** Opening GIVEN ENTRIES block **

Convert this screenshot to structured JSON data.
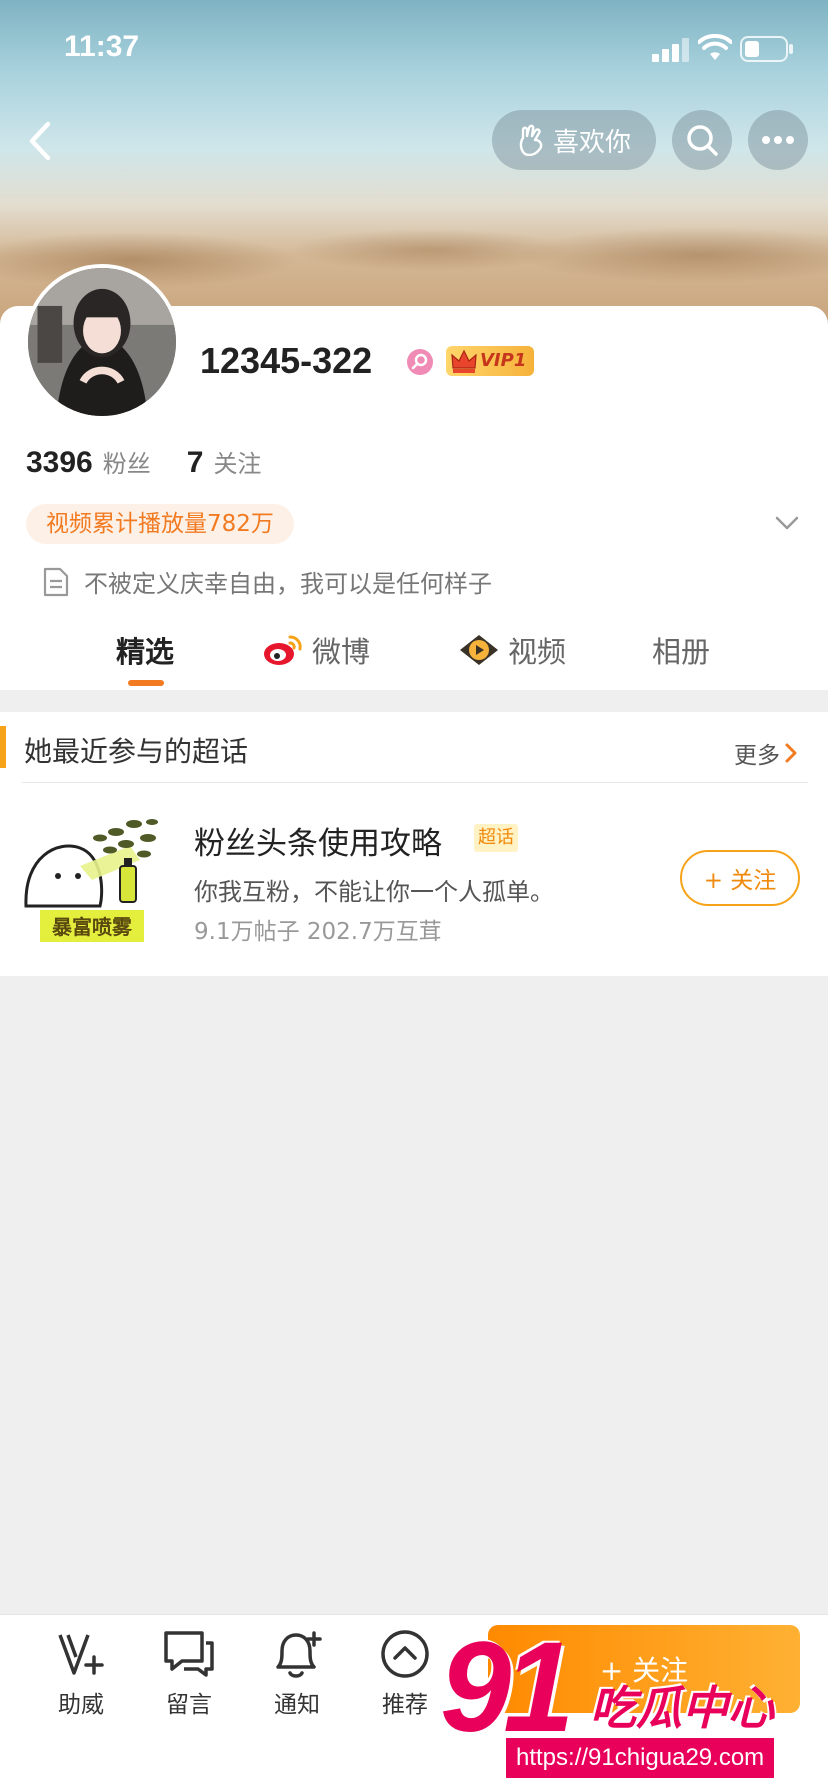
{
  "status_bar": {
    "time": "11:37"
  },
  "header": {
    "like_label": "喜欢你"
  },
  "profile": {
    "username": "12345-322",
    "vip_label": "VIP1",
    "followers_count": "3396",
    "followers_label": "粉丝",
    "following_count": "7",
    "following_label": "关注",
    "video_views": "视频累计播放量782万",
    "bio": "不被定义庆幸自由，我可以是任何样子"
  },
  "tabs": [
    {
      "label": "精选",
      "active": true
    },
    {
      "label": "微博",
      "active": false
    },
    {
      "label": "视频",
      "active": false
    },
    {
      "label": "相册",
      "active": false
    }
  ],
  "super_topics": {
    "title": "她最近参与的超话",
    "more_label": "更多",
    "items": [
      {
        "name": "粉丝头条使用攻略",
        "tag": "超话",
        "description": "你我互粉，不能让你一个人孤单。",
        "stats": "9.1万帖子 202.7万互茸",
        "thumb_text": "暴富喷雾",
        "follow_label": "+ 关注"
      }
    ]
  },
  "bottom_bar": {
    "items": [
      {
        "label": "助威",
        "icon": "v-plus-icon"
      },
      {
        "label": "留言",
        "icon": "message-icon"
      },
      {
        "label": "通知",
        "icon": "bell-plus-icon"
      },
      {
        "label": "推荐",
        "icon": "chevron-up-circle-icon"
      }
    ],
    "follow_label": "+ 关注"
  },
  "watermark": {
    "number": "91",
    "brand": "吃瓜中心",
    "url": "https://91chigua29.com"
  },
  "colors": {
    "accent": "#f27b22",
    "follow_gradient": "#ff8a00",
    "vip": "#f6b23a",
    "watermark": "#e8005a"
  }
}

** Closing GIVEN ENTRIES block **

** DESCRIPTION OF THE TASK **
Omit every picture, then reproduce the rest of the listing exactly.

** ANSWER SPACE **
Convert this screenshot to structured JSON data.
{
  "status_bar": {
    "time": "11:37"
  },
  "header": {
    "like_label": "喜欢你"
  },
  "profile": {
    "username": "12345-322",
    "vip_label": "VIP1",
    "followers_count": "3396",
    "followers_label": "粉丝",
    "following_count": "7",
    "following_label": "关注",
    "video_views": "视频累计播放量782万",
    "bio": "不被定义庆幸自由，我可以是任何样子"
  },
  "tabs": [
    {
      "label": "精选",
      "active": true
    },
    {
      "label": "微博",
      "active": false
    },
    {
      "label": "视频",
      "active": false
    },
    {
      "label": "相册",
      "active": false
    }
  ],
  "super_topics": {
    "title": "她最近参与的超话",
    "more_label": "更多",
    "items": [
      {
        "name": "粉丝头条使用攻略",
        "tag": "超话",
        "description": "你我互粉，不能让你一个人孤单。",
        "stats": "9.1万帖子 202.7万互茸",
        "thumb_text": "暴富喷雾",
        "follow_label": "+ 关注"
      }
    ]
  },
  "bottom_bar": {
    "items": [
      {
        "label": "助威",
        "icon": "v-plus-icon"
      },
      {
        "label": "留言",
        "icon": "message-icon"
      },
      {
        "label": "通知",
        "icon": "bell-plus-icon"
      },
      {
        "label": "推荐",
        "icon": "chevron-up-circle-icon"
      }
    ],
    "follow_label": "+ 关注"
  },
  "watermark": {
    "number": "91",
    "brand": "吃瓜中心",
    "url": "https://91chigua29.com"
  },
  "colors": {
    "accent": "#f27b22",
    "follow_gradient": "#ff8a00",
    "vip": "#f6b23a",
    "watermark": "#e8005a"
  }
}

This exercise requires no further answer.